Jewish civics — a class in which teens learn to express themselves as Jewish voters — is a prerequisite for participation in the Panim el Panim program in Washington, D.C., when Hebrew High students get to lobby members of the Arizona Congressional delegation, says Glassberg. This is the second year Louchheim will be teaching the Jewish civics class, which is open to all Hebrew High 10th through 12th graders. “He liked the curriculum so much that it doubles as his confirmation class for Or Chadash,” Glassberg adds. Other congregational confirmation classes are also held at Hebrew High.

“A Commitment to Remember,” which pairs students with Holocaust survivors, will be taught again by Sheila Wilensky, AJP assistant editor and former high school/college teacher, this time as a year-long class. The program “helps students find their place in history so that the legacy of the survivors never disappears,” Glassberg told the AJP.

In other classes, “we also ground them in their own local Jewish history by taking students to the Jewish History Museum every year,” says Glassberg. “We welcome questioning, which we’ve always done as part of our heritage. This year, Rabbi Billy [Lewkowicz] will teach a “Jewgle” [read: Google] class. It’ll be very reminiscent of Talmudic back and forth dynamic discussion.”

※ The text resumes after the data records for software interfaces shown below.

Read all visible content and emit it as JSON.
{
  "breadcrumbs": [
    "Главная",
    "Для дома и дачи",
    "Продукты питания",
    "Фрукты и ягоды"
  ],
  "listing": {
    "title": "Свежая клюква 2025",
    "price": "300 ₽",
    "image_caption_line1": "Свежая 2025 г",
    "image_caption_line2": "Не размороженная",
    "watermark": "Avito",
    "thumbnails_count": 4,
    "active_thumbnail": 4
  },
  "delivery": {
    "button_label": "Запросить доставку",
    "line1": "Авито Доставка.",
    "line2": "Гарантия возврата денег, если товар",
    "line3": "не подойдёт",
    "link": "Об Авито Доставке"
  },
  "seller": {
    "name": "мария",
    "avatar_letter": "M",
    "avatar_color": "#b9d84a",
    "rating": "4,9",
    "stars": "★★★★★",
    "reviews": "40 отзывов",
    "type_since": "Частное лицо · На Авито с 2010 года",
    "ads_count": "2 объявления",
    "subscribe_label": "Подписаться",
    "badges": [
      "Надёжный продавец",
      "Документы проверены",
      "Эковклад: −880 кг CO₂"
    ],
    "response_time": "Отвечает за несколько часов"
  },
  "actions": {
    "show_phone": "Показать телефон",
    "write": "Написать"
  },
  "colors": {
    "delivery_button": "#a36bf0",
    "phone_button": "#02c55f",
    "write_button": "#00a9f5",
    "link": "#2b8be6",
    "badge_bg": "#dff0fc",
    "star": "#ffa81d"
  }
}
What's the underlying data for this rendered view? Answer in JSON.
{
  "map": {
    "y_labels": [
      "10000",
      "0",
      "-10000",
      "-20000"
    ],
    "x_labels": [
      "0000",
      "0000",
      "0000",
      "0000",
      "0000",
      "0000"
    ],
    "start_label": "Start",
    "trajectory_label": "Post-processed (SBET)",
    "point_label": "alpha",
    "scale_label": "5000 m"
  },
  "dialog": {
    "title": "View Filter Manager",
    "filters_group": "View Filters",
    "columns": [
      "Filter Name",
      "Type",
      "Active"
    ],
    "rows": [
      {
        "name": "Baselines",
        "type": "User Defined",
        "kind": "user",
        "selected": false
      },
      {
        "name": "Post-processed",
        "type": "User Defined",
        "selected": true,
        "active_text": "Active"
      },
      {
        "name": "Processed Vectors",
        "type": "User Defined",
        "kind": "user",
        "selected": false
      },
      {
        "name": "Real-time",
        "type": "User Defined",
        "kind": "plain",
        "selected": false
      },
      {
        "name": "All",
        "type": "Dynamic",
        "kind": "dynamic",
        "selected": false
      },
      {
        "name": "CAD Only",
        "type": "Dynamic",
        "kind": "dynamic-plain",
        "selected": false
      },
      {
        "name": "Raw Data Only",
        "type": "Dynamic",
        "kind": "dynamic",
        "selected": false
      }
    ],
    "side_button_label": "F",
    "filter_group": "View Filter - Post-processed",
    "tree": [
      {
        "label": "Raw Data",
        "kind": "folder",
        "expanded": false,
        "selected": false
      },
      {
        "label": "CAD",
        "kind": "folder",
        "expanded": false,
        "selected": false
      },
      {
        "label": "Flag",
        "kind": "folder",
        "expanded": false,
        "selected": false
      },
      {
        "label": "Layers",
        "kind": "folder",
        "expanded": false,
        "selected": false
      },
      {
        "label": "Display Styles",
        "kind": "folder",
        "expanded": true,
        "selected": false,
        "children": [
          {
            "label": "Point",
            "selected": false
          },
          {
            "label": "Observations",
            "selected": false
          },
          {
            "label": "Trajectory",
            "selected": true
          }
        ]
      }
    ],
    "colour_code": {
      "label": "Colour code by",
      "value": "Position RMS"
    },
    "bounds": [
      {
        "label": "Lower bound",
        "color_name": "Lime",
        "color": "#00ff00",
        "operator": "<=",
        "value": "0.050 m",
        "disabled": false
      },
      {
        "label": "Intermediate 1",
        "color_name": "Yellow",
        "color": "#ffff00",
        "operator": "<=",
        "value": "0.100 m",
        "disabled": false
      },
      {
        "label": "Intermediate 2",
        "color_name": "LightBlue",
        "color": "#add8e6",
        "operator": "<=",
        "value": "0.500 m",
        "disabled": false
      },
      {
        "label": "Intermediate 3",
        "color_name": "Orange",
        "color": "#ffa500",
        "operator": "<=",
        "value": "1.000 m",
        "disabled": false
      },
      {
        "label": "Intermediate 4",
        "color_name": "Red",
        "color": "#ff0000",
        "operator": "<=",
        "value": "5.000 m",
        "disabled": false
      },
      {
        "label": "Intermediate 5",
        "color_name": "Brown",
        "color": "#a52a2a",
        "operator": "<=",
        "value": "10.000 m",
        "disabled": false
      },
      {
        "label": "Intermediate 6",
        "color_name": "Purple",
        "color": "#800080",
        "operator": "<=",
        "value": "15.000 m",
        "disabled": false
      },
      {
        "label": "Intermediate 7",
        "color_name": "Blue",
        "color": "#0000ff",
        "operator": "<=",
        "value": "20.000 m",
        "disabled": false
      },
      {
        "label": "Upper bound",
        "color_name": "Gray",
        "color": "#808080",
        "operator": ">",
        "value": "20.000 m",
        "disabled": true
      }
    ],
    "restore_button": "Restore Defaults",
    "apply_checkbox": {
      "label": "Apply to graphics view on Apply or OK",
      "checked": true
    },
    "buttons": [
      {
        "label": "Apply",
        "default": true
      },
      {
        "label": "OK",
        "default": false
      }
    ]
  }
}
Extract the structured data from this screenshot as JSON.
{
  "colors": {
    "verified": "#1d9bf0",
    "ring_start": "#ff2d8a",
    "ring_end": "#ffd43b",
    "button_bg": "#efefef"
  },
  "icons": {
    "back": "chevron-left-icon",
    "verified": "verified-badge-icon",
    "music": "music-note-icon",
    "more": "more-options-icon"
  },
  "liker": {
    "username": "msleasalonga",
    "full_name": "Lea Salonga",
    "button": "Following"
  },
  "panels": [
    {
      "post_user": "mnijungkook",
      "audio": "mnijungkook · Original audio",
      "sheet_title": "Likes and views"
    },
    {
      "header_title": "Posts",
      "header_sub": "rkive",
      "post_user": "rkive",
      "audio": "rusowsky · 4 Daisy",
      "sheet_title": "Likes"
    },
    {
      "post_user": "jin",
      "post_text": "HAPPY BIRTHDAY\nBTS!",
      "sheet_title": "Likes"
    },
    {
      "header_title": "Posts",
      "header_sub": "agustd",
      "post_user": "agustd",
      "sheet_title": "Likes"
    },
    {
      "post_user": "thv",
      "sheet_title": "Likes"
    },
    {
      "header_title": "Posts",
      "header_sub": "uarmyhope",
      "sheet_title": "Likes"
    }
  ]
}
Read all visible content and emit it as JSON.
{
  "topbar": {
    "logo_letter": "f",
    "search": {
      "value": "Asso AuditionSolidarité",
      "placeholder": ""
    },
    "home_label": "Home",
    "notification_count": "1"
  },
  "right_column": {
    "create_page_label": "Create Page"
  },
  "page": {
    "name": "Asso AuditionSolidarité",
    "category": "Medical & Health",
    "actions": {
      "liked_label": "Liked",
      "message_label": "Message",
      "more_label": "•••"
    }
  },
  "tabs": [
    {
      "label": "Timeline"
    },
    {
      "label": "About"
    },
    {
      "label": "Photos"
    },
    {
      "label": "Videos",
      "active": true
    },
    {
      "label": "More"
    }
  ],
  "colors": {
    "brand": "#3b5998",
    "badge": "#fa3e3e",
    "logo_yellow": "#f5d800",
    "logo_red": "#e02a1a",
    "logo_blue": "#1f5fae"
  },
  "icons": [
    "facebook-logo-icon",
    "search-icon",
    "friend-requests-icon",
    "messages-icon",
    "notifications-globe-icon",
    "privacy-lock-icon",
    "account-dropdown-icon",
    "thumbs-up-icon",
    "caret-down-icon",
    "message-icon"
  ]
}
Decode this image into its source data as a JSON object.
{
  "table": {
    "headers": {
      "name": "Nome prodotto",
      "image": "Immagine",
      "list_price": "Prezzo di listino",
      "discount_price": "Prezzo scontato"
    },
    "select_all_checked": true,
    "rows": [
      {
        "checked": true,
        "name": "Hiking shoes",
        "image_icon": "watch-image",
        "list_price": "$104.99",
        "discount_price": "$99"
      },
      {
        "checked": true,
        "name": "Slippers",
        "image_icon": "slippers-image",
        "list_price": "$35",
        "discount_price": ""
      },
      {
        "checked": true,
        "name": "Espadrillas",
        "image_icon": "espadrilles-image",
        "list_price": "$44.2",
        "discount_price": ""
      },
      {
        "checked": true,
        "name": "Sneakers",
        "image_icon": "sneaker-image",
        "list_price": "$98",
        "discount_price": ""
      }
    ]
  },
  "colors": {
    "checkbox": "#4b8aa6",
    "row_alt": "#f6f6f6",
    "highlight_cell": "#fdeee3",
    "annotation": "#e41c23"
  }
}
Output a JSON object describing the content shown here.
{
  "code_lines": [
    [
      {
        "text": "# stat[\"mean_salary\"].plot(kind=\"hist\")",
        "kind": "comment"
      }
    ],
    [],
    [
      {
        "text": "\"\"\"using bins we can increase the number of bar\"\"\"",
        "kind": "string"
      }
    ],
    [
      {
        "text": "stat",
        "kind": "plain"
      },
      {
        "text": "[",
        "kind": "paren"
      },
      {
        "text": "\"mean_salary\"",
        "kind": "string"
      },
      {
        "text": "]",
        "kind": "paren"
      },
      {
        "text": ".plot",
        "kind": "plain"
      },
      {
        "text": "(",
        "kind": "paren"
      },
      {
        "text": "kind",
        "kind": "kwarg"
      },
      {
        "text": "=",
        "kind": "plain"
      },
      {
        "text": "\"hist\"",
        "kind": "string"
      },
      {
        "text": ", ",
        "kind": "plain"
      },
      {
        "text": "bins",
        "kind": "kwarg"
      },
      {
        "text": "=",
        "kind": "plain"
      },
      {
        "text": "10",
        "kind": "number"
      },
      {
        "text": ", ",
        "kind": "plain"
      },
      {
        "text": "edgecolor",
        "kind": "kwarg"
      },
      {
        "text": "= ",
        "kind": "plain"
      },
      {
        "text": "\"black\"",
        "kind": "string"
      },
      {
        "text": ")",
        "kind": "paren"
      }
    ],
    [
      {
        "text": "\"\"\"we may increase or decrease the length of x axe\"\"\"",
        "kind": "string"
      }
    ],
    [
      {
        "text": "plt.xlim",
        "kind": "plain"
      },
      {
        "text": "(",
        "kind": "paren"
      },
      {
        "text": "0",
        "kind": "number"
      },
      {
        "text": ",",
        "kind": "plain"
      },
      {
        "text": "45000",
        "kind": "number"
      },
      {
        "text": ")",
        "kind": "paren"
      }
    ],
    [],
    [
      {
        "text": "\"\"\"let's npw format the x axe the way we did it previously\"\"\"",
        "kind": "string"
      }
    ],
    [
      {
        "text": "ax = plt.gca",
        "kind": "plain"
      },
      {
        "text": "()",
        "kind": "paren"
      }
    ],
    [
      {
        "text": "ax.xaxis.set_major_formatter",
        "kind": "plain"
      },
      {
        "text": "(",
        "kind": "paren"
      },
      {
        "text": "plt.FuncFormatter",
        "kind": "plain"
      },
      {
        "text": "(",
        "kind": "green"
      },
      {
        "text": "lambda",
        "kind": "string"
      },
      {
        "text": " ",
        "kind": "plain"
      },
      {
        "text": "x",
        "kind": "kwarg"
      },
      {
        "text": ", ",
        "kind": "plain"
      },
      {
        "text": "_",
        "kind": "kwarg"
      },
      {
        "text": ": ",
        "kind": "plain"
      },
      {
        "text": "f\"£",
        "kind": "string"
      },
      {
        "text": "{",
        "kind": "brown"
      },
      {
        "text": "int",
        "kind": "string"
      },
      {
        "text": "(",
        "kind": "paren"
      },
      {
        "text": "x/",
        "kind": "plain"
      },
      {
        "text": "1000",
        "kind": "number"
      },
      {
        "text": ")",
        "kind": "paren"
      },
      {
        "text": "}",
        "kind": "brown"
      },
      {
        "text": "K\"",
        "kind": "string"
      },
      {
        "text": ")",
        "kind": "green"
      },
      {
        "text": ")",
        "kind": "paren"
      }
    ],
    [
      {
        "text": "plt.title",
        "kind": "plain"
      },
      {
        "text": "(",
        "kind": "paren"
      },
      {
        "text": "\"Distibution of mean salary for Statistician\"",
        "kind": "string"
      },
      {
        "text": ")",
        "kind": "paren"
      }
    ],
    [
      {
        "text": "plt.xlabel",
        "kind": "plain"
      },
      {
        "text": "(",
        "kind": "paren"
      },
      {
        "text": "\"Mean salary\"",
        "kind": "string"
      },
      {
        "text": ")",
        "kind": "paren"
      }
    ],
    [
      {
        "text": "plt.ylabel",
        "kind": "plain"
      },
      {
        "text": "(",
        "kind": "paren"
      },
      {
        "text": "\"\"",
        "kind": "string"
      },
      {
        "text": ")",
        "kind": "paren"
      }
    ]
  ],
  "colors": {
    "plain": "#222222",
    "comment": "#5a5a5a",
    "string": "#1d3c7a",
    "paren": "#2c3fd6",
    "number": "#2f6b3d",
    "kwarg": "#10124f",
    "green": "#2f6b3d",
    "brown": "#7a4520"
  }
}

The 2012 March of the Living trip that will take place from April 15 to 19 is another opportunity for Hebrew High students, who may submit their applications to Glassberg. The Federation sponsors the trip every other year. Eight to 13 Tucson teens usually participate as part of around 40 from the western region, notes Glassberg, the region’s coordinator. A prerequisite for the trip to Poland and Israel is a second-semester class at Hebrew High called “March of the Living,” taught by Rabbi Stephanie Aaron of Congregation Chaverim.

Registration for this school year’s Hebrew High classes will take place on Tuesday, Aug. 23 at 6 p.m. for new students and from 7 to 8:30 p.m. for returning students in Congregation Anshei Israel’s Cantor Falkow Lounge. Pizza will be served. Placement exams will be given at registration for new Hebrew for credit students.

For more information on the March of the Living or any Hebrew High classes, contact Sharon Glassberg at 577-9393, ext. 122 or sglassberg@jfsa.org.

This article is the first of an occasional series on local Jewish education. AJP Assistant Editor Sheila Wilensky may be reached at 319-1112, ext. 110 or swilensky@azjewishpost.com.